Data about app and page elements:
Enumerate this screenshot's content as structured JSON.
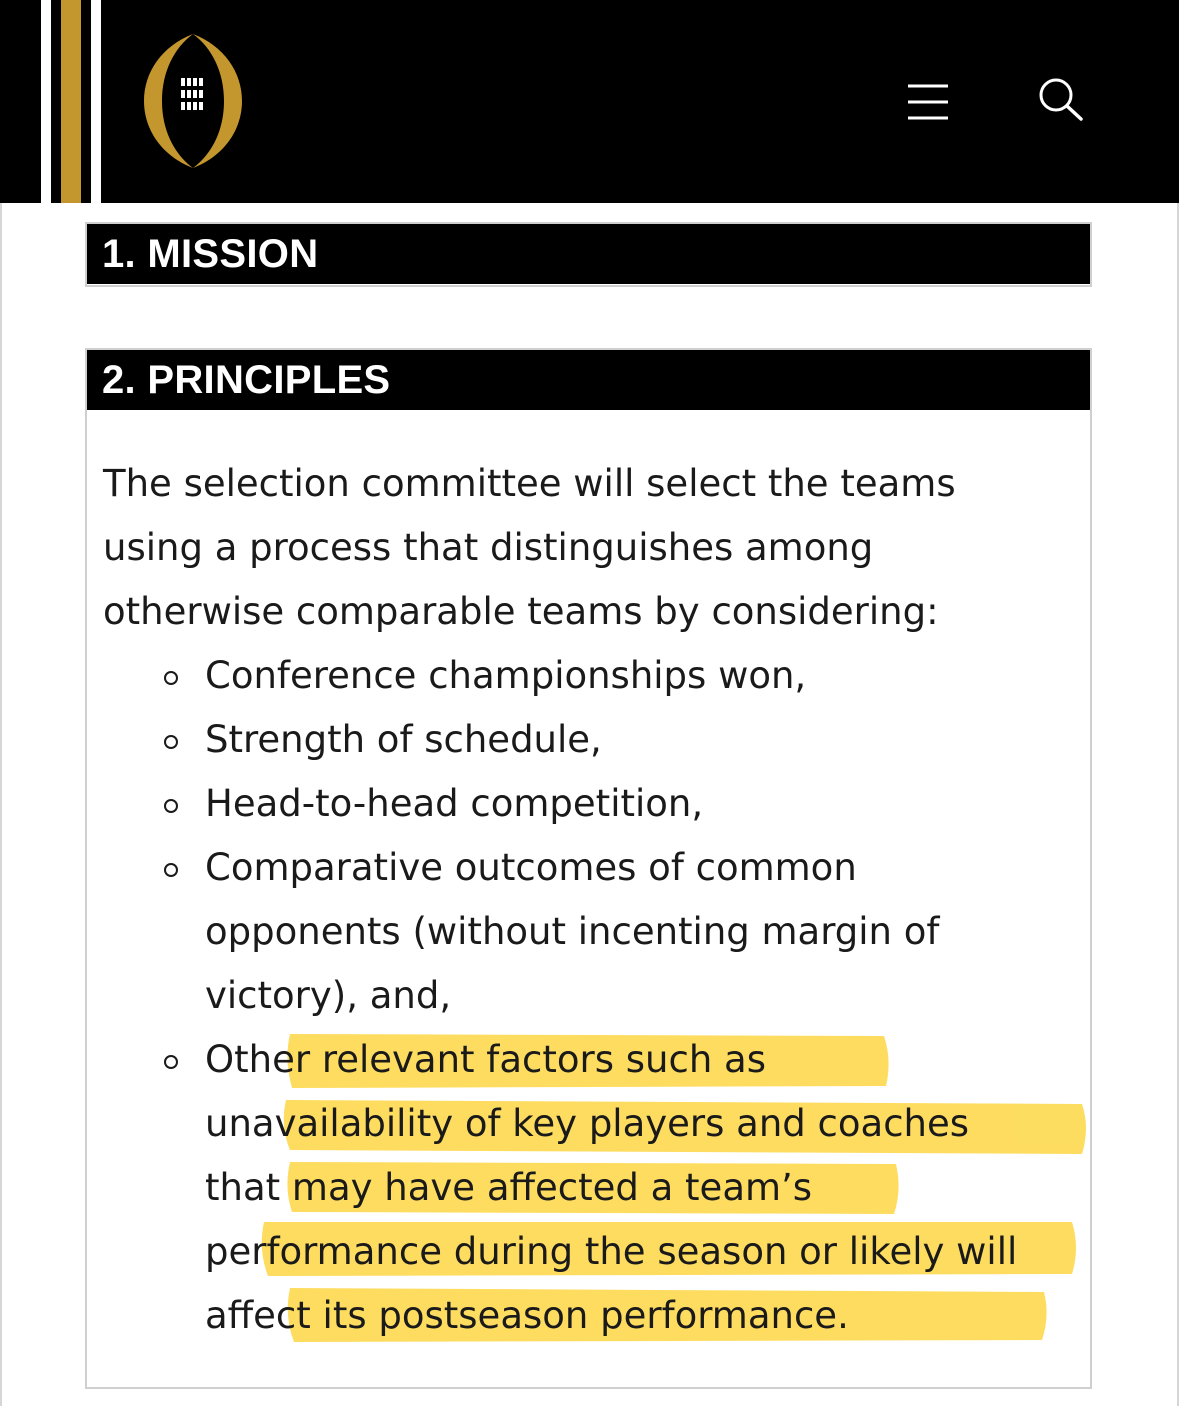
{
  "header": {
    "logo_icon": "cfp-football-logo-icon",
    "menu_icon": "hamburger-menu-icon",
    "search_icon": "search-icon",
    "colors": {
      "background": "#000000",
      "gold": "#c4962e",
      "stripe_white": "#ffffff"
    }
  },
  "sections": [
    {
      "title": "1. MISSION"
    },
    {
      "title": "2. PRINCIPLES",
      "intro": "The selection committee will select the teams using a process that distinguishes among otherwise comparable teams by considering:",
      "criteria": [
        "Conference championships won,",
        "Strength of schedule,",
        "Head-to-head competition,",
        "Comparative outcomes of common opponents (without incenting margin of victory), and,",
        "Other relevant factors such as unavailability of key players and coaches that may have affected a team’s performance during the season or likely will affect its postseason performance."
      ],
      "highlighted_criterion_index": 4,
      "highlight_color": "#fdd94f"
    }
  ]
}
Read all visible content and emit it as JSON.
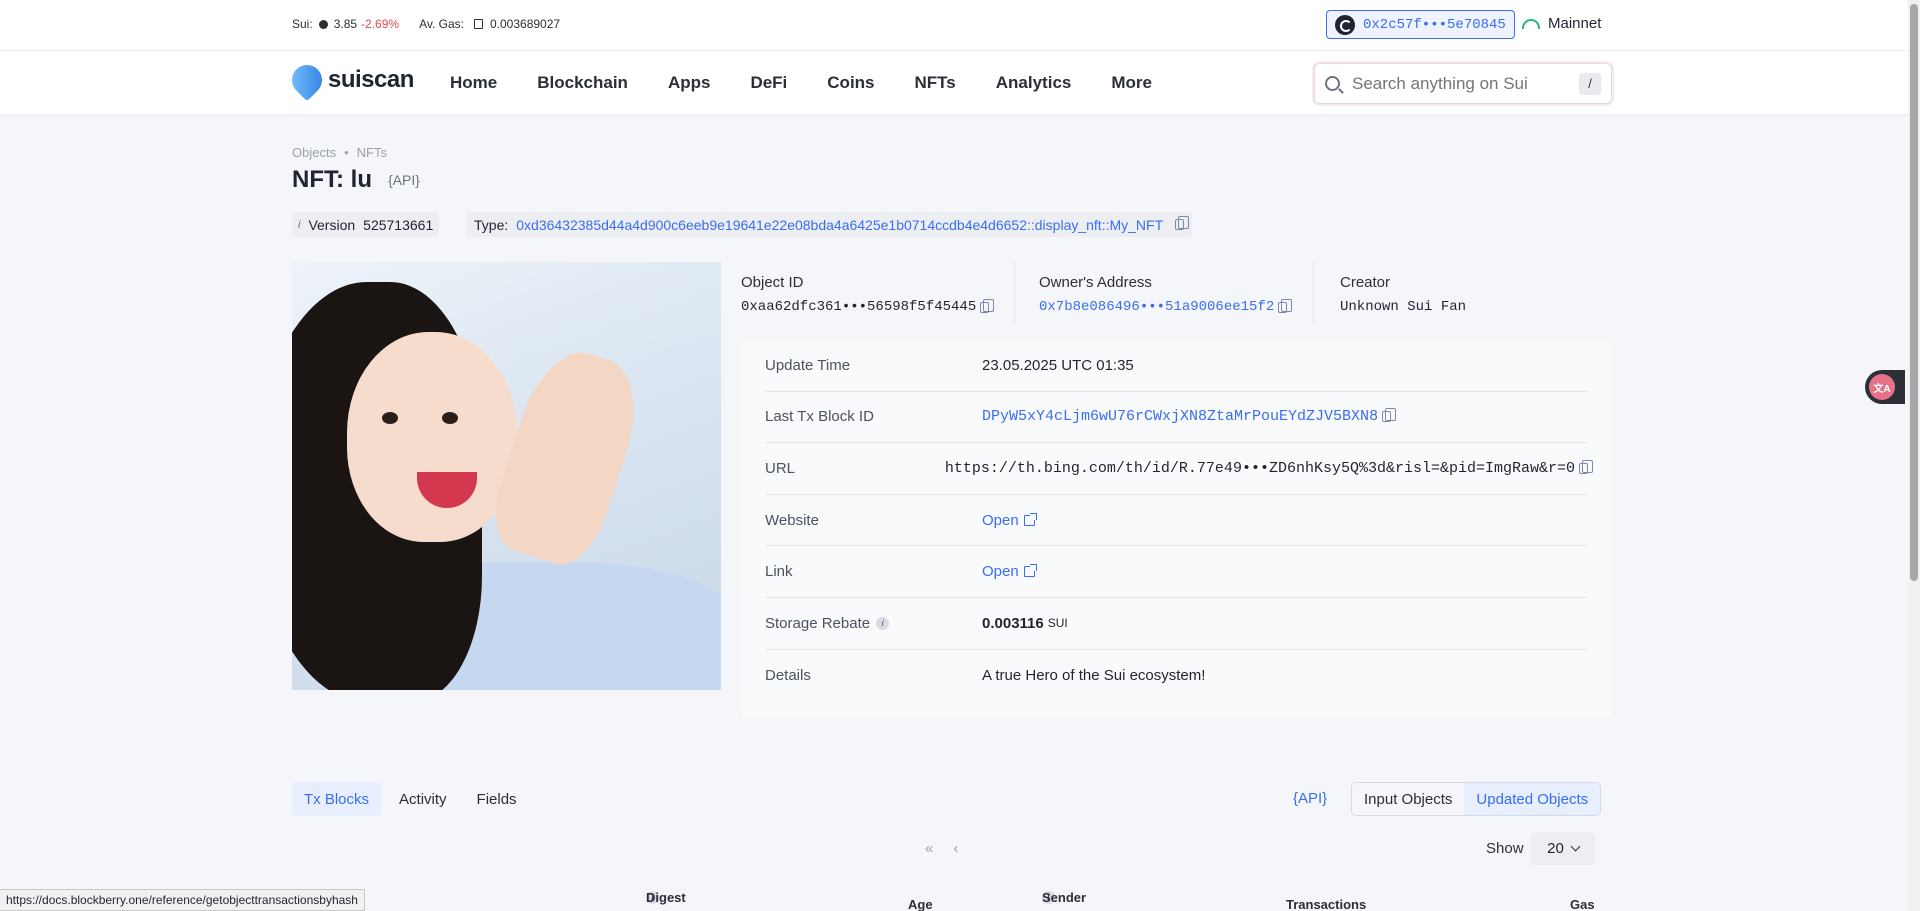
{
  "ticker": {
    "sui_label": "Sui:",
    "sui_price": "3.85",
    "sui_change": "-2.69%",
    "gas_label": "Av. Gas:",
    "gas_value": "0.003689027"
  },
  "wallet": {
    "address": "0x2c57f•••5e70845"
  },
  "network": {
    "label": "Mainnet"
  },
  "nav": {
    "logo": "suiscan",
    "items": [
      "Home",
      "Blockchain",
      "Apps",
      "DeFi",
      "Coins",
      "NFTs",
      "Analytics",
      "More"
    ]
  },
  "search": {
    "placeholder": "Search anything on Sui",
    "shortcut": "/"
  },
  "breadcrumb": {
    "items": [
      "Objects",
      "•",
      "NFTs"
    ]
  },
  "page": {
    "title": "NFT: lu",
    "api_tag": "{API}",
    "version_icon": "i",
    "version_label": "Version",
    "version_value": "525713661",
    "type_label": "Type:",
    "type_value": "0xd36432385d44a4d900c6eeb9e19641e22e08bda4a6425e1b0714ccdb4e4d6652::display_nft::My_NFT"
  },
  "object": {
    "object_id_label": "Object ID",
    "object_id": "0xaa62dfc361•••56598f5f45445",
    "owner_label": "Owner's Address",
    "owner": "0x7b8e086496•••51a9006ee15f2",
    "creator_label": "Creator",
    "creator": "Unknown Sui Fan"
  },
  "details": {
    "rows": [
      {
        "label": "Update Time",
        "value": "23.05.2025 UTC 01:35"
      },
      {
        "label": "Last Tx Block ID",
        "value": "DPyW5xY4cLjm6wU76rCWxjXN8ZtaMrPouEYdZJV5BXN8"
      },
      {
        "label": "URL",
        "value": "https://th.bing.com/th/id/R.77e49•••ZD6nhKsy5Q%3d&risl=&pid=ImgRaw&r=0"
      },
      {
        "label": "Website",
        "value": "Open"
      },
      {
        "label": "Link",
        "value": "Open"
      },
      {
        "label": "Storage Rebate",
        "value": "0.003116",
        "unit": "SUI"
      },
      {
        "label": "Details",
        "value": "A true Hero of the Sui ecosystem!"
      }
    ]
  },
  "tabs": [
    "Tx Blocks",
    "Activity",
    "Fields"
  ],
  "api_link": "{API}",
  "toggle": [
    "Input Objects",
    "Updated Objects"
  ],
  "pager": {
    "first": "«",
    "prev": "‹"
  },
  "show": {
    "label": "Show",
    "value": "20"
  },
  "table": {
    "headers": [
      "Digest",
      "Age",
      "Sender",
      "Transactions",
      "Gas"
    ]
  },
  "statusbar": "https://docs.blockberry.one/reference/getobjecttransactionsbyhash",
  "translate_badge": "文A",
  "colors": {
    "accent": "#3a6df0",
    "negative": "#e5484d",
    "network": "#2bb673"
  }
}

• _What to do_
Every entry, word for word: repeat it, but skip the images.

• _Written answer_
Enumerate this screenshot's content as structured JSON.
{
  "header": {
    "logo_icon": "cfp-football-logo-icon",
    "menu_icon": "hamburger-menu-icon",
    "search_icon": "search-icon",
    "colors": {
      "background": "#000000",
      "gold": "#c4962e",
      "stripe_white": "#ffffff"
    }
  },
  "sections": [
    {
      "title": "1. MISSION"
    },
    {
      "title": "2. PRINCIPLES",
      "intro": "The selection committee will select the teams using a process that distinguishes among otherwise comparable teams by considering:",
      "criteria": [
        "Conference championships won,",
        "Strength of schedule,",
        "Head-to-head competition,",
        "Comparative outcomes of common opponents (without incenting margin of victory), and,",
        "Other relevant factors such as unavailability of key players and coaches that may have affected a team’s performance during the season or likely will affect its postseason performance."
      ],
      "highlighted_criterion_index": 4,
      "highlight_color": "#fdd94f"
    }
  ]
}
Read all visible content and emit it as JSON.
{
  "ticker": {
    "sui_label": "Sui:",
    "sui_price": "3.85",
    "sui_change": "-2.69%",
    "gas_label": "Av. Gas:",
    "gas_value": "0.003689027"
  },
  "wallet": {
    "address": "0x2c57f•••5e70845"
  },
  "network": {
    "label": "Mainnet"
  },
  "nav": {
    "logo": "suiscan",
    "items": [
      "Home",
      "Blockchain",
      "Apps",
      "DeFi",
      "Coins",
      "NFTs",
      "Analytics",
      "More"
    ]
  },
  "search": {
    "placeholder": "Search anything on Sui",
    "shortcut": "/"
  },
  "breadcrumb": {
    "items": [
      "Objects",
      "•",
      "NFTs"
    ]
  },
  "page": {
    "title": "NFT: lu",
    "api_tag": "{API}",
    "version_icon": "i",
    "version_label": "Version",
    "version_value": "525713661",
    "type_label": "Type:",
    "type_value": "0xd36432385d44a4d900c6eeb9e19641e22e08bda4a6425e1b0714ccdb4e4d6652::display_nft::My_NFT"
  },
  "object": {
    "object_id_label": "Object ID",
    "object_id": "0xaa62dfc361•••56598f5f45445",
    "owner_label": "Owner's Address",
    "owner": "0x7b8e086496•••51a9006ee15f2",
    "creator_label": "Creator",
    "creator": "Unknown Sui Fan"
  },
  "details": {
    "rows": [
      {
        "label": "Update Time",
        "value": "23.05.2025 UTC 01:35"
      },
      {
        "label": "Last Tx Block ID",
        "value": "DPyW5xY4cLjm6wU76rCWxjXN8ZtaMrPouEYdZJV5BXN8"
      },
      {
        "label": "URL",
        "value": "https://th.bing.com/th/id/R.77e49•••ZD6nhKsy5Q%3d&risl=&pid=ImgRaw&r=0"
      },
      {
        "label": "Website",
        "value": "Open"
      },
      {
        "label": "Link",
        "value": "Open"
      },
      {
        "label": "Storage Rebate",
        "value": "0.003116",
        "unit": "SUI"
      },
      {
        "label": "Details",
        "value": "A true Hero of the Sui ecosystem!"
      }
    ]
  },
  "tabs": [
    "Tx Blocks",
    "Activity",
    "Fields"
  ],
  "api_link": "{API}",
  "toggle": [
    "Input Objects",
    "Updated Objects"
  ],
  "pager": {
    "first": "«",
    "prev": "‹"
  },
  "show": {
    "label": "Show",
    "value": "20"
  },
  "table": {
    "headers": [
      "Digest",
      "Age",
      "Sender",
      "Transactions",
      "Gas"
    ]
  },
  "statusbar": "https://docs.blockberry.one/reference/getobjecttransactionsbyhash",
  "translate_badge": "文A",
  "colors": {
    "accent": "#3a6df0",
    "negative": "#e5484d",
    "network": "#2bb673"
  }
}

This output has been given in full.